With immigration being a popular topic of debate (see marriage article and immigration crime article), it will be interesting to see the road the highest court takes. It would not be the first time the Supreme Court of Canada has added elements of procedural fairness into the immigration regime (see Baker for example); however, the question surrounding how much deference courts should give to the government and its administrative boards will most definitely arise. Upholding the OCA decision will inevitably force governments to revise their policies and practices surrounding the recovery of sponsorship debt. Notably, the OCA decision attempts to strike a balance between instilling elements of procedural fairness into the regime and recognizing that the exact nature of the parameters of procedural fairness is for the government to determine. For example, the court recognizes that an opportunity should be provided for sponsors to make submissions in writing or such other form that government deems appropriate about their circumstances, but rejects the appellants’ claim that the government is required to notify a sponsor when a sponsored relative applies for or obtains social assistance.
On a practical level, the outcome of this decision will have a significant impact on the family class regime.

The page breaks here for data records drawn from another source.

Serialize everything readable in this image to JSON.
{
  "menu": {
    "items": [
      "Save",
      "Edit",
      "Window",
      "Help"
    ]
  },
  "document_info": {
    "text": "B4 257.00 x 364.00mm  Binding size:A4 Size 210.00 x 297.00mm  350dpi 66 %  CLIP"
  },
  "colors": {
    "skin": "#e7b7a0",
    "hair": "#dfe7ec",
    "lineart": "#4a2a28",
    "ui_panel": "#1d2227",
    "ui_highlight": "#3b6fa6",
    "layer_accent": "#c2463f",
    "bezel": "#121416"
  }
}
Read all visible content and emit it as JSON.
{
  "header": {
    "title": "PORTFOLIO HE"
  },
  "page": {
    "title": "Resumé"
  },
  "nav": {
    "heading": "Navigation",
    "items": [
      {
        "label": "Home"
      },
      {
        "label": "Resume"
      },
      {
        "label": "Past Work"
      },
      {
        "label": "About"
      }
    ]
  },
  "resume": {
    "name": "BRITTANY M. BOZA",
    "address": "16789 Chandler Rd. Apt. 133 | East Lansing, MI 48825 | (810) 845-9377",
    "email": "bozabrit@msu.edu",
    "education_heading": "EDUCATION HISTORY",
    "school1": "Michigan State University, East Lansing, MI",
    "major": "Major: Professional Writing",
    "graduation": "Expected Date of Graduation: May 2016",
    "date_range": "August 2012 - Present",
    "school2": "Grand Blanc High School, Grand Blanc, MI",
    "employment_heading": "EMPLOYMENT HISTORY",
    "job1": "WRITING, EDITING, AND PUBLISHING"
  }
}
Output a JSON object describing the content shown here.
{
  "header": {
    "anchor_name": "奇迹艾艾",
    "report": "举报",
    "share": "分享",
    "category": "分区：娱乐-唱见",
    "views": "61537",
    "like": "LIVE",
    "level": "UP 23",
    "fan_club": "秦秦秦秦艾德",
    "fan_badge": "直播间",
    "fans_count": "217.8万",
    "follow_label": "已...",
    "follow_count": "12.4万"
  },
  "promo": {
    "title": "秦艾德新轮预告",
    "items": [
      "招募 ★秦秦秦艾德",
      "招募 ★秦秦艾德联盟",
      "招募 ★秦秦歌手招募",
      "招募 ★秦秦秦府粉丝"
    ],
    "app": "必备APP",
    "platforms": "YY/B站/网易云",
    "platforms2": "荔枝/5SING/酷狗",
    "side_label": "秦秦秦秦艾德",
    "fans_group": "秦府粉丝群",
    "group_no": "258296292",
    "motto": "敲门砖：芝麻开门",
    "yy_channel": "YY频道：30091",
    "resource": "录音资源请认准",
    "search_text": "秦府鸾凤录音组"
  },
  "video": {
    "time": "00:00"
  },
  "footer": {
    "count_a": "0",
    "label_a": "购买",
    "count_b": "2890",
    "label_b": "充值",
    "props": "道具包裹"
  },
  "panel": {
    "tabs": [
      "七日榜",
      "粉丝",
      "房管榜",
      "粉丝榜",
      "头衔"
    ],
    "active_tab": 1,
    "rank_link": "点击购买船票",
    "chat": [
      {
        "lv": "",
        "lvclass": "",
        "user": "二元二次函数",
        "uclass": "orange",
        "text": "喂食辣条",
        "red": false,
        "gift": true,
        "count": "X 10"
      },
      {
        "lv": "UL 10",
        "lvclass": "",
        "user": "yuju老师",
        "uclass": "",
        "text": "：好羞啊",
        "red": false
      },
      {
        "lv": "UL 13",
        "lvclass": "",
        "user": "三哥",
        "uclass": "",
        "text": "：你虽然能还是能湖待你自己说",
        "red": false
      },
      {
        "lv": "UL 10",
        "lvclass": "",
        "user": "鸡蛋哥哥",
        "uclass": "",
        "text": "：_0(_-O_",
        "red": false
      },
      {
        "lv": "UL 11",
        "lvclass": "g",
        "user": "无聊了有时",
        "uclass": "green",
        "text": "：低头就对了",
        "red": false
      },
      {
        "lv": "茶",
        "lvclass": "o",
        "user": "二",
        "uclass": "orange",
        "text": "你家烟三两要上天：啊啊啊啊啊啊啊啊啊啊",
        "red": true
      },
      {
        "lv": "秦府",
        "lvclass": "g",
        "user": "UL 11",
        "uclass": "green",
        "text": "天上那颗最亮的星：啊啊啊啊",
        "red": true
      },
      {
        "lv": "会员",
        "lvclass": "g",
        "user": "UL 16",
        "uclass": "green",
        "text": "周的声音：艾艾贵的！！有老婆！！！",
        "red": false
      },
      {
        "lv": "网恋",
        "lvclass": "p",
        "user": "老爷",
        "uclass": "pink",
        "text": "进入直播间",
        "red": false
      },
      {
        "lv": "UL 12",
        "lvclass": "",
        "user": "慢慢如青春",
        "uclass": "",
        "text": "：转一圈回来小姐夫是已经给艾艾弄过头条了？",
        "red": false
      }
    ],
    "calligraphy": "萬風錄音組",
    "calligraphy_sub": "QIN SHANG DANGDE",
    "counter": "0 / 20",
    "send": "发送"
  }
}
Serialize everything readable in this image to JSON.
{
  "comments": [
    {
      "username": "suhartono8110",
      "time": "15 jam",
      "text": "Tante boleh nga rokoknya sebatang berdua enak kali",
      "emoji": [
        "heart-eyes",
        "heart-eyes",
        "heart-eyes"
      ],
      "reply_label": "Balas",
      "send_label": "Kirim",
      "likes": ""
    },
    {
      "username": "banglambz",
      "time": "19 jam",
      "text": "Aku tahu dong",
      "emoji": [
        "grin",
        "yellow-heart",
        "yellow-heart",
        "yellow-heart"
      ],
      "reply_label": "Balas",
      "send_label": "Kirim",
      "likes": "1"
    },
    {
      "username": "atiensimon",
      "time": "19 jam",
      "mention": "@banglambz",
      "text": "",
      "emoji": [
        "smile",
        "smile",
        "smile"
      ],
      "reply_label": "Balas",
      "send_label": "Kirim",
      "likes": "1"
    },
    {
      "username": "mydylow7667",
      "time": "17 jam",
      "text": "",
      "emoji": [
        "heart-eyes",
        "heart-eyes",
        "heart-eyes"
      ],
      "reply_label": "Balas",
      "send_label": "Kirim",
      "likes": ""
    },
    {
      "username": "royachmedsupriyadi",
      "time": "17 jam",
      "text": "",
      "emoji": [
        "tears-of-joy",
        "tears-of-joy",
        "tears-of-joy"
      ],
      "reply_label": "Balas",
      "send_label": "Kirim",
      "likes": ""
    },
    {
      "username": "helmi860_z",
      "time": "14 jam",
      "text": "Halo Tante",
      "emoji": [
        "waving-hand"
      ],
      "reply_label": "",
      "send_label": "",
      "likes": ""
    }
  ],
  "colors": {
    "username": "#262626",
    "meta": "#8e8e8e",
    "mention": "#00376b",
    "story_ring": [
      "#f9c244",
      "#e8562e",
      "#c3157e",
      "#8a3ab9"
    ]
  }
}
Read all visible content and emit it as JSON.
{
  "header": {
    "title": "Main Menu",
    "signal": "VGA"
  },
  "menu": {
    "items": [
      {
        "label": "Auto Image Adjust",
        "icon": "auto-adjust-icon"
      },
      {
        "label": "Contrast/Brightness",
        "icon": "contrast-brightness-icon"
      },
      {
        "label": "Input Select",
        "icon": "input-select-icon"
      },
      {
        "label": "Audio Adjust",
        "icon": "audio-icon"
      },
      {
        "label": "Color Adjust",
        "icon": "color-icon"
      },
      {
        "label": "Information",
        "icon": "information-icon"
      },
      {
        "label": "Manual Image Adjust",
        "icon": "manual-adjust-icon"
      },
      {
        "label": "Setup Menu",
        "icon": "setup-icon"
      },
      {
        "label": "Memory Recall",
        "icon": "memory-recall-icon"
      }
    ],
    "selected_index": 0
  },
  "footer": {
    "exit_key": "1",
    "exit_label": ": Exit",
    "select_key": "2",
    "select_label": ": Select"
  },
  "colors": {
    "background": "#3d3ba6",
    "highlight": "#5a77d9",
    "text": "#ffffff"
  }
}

Proponents of immigration often comment that the length of undertakings, which can range from three to ten years depending on the sponsored relative’s age and relationship to the sponsor, is a heavy burden for a sponsor to take on considering that it is impossible to predict the future. The people involved in these undertakings are real people in real relationships where real things happen. The Ontario regime already makes exceptions for cases of sponsorship breakdown that involve abuse in the relationship (a case of a marital relationship that breaks down due to spousal abuse or domestic violence would fall under here); the OCA decision provides relief from sponsorship debt in other situations that warrant recognition. For example, consider a scenario where a sponsor becomes unemployed during the course of his or her undertaking and can no longer afford to support the sponsored relative. Upholding the OCA decision will potentially make people more willing to sponsor the immigration of relatives from abroad. In reply to these implications, opponents of immigration will likely comment that there may be an increase in the sponsorship of false relationships if relief is given from the pressure and responsibility imposed by the undertakings. Additionally, sponsors should be financially stable when they bring relatives over to Canada since they are initially aware that Canada relies on their economic resources to sponsor the foreign relative. Notably, before a strict debt recovery process was set up by Ontario, in 2004 almost 7,500 sponsored relatives were on social assistance in Ontario, at a cost to the taxpayer of about $70 million annually. Both sides present strong arguments, and it will be interesting to see what the fate of sponsorship debt for the family class will be.